The progress on the medical front allowed for continued reopening efforts, and we finished the quarter with almost all of the country open again. This helped support a faster economic recovery, as we saw job growth accelerate in May after a lull in April. Layoffs declined in June while job openings continued to grow. Consumer confidence and spending also showed signs of improvement, with both now sitting near pre-pandemic levels. As you can see in Figure 1, the Conference Board Consumer Confidence Index hit a 16-month high in June.

Businesses also showed signs of faster growth throughout the quarter. Service sector confidence increased to a record high in May, and we saw similar improvements for manufacturer confidence. High levels of business confidence supported healthy business spending and hiring, which is expected to continue into the months ahead.

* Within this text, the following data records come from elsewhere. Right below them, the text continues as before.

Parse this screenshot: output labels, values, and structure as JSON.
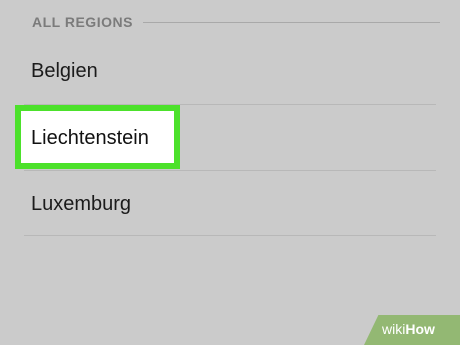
{
  "section": {
    "title": "ALL REGIONS"
  },
  "regions": [
    {
      "label": "Belgien"
    },
    {
      "label": "Liechtenstein"
    },
    {
      "label": "Luxemburg"
    }
  ],
  "selected_region": "Liechtenstein",
  "colors": {
    "background": "#cbcbcb",
    "highlight": "#4ce12b",
    "highlight_fill": "#ffffff",
    "watermark": "#93b873"
  },
  "watermark": {
    "part1": "wiki",
    "part2": "How"
  }
}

Risks Remain Despite Progress

Despite the continued progress, there are still areas of concern. But even so, we ended the month with the medical news and the economy in the best place since the start of the pandemic. While the path forward looks bright, it also remains uncertain, which could mean we’ll see market volatility. Given that, a well-diversified portfolio that matches investor goals and timelines remains the best path forward for most. If concerns remain, reach out to your advisor to discuss your financial plan.

All information according to Bloomberg, unless stated otherwise.

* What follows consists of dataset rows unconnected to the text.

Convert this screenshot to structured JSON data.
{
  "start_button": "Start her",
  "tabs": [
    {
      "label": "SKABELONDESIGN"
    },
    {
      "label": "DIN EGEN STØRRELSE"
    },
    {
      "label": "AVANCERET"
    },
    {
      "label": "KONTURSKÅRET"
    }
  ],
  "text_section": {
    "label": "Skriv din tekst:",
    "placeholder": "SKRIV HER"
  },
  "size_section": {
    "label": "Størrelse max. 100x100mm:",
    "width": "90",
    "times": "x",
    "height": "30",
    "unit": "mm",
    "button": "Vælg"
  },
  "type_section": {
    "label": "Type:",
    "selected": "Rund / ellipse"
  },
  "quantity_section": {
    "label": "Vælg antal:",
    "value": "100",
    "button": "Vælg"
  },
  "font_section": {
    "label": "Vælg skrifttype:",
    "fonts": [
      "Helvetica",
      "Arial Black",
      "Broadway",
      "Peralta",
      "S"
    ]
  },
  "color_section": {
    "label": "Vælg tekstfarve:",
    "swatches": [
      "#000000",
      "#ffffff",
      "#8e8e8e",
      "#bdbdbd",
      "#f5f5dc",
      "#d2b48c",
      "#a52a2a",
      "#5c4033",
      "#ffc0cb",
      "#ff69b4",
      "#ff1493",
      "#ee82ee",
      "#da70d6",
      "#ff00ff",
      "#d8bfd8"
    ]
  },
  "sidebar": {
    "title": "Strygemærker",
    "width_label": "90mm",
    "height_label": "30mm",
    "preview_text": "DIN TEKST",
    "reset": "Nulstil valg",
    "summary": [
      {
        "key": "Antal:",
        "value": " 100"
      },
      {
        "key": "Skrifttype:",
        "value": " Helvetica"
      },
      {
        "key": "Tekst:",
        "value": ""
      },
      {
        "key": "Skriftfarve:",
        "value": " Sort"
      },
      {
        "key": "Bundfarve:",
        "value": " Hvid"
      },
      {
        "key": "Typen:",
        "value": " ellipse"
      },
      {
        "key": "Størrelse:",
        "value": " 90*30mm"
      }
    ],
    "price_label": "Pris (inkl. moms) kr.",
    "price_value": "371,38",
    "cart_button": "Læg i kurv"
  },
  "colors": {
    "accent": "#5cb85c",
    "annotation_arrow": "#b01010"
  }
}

Disclosure: Certain sections of this commentary contain forward-looking statements based on our reasonable expectations, estimates, projections, and assumptions. Forward-looking statements are not guarantees of future performance and involve certain risks and uncertainties, which are difficult to predict. Past performance is not indicative of future results. Diversification does not assure a profit or protect against loss in declining markets. All indices are unmanaged and investors cannot invest directly into an index. The Dow Jones Industrial Average is a price-weighted average of 30 actively traded blue-chip stocks. The S&P 500 Index is a broad-based measurement of changes in stock market conditions based on the average performance of 500 widely held common stocks. The Nasdaq Composite Index measures the performance of all issues listed in the Nasdaq Stock Market, except for rights, warrants, units, and convertible debentures. The MSCI EAFE Index is a float-adjusted market capitalization index designed to measure developed market equity performance, excluding the U.S. and Canada. The MSCI Emerging Markets Index is a market capitalization-weighted index composed of companies representative of the market structure of 26 emerging market countries in Europe, Latin America, and the Pacific Basin. It excludes closed markets and those shares in otherwise free markets that are not purchasable by foreigners. The Bloomberg Barclays Aggregate Bond Index is an unmanaged market value-weighted index representing securities that are SEC-registered, taxable, and dollar-denominated. It covers the U.S. investment-grade fixed-rate bond market, with index components for a combination of the Bloomberg Barclays government and corporate securities, mortgage-backed pass-through securities, and asset-backed securities. The Bloomberg Barclays U.S. Corporate High Yield Index covers the USD-denominated, non-investment-grade, fixed-rate, taxable corporate bond market. Securities are classified as high-yield if the middle rating of Moody's, Fitch, and S&P is Ba1/BB+/BB+ or below.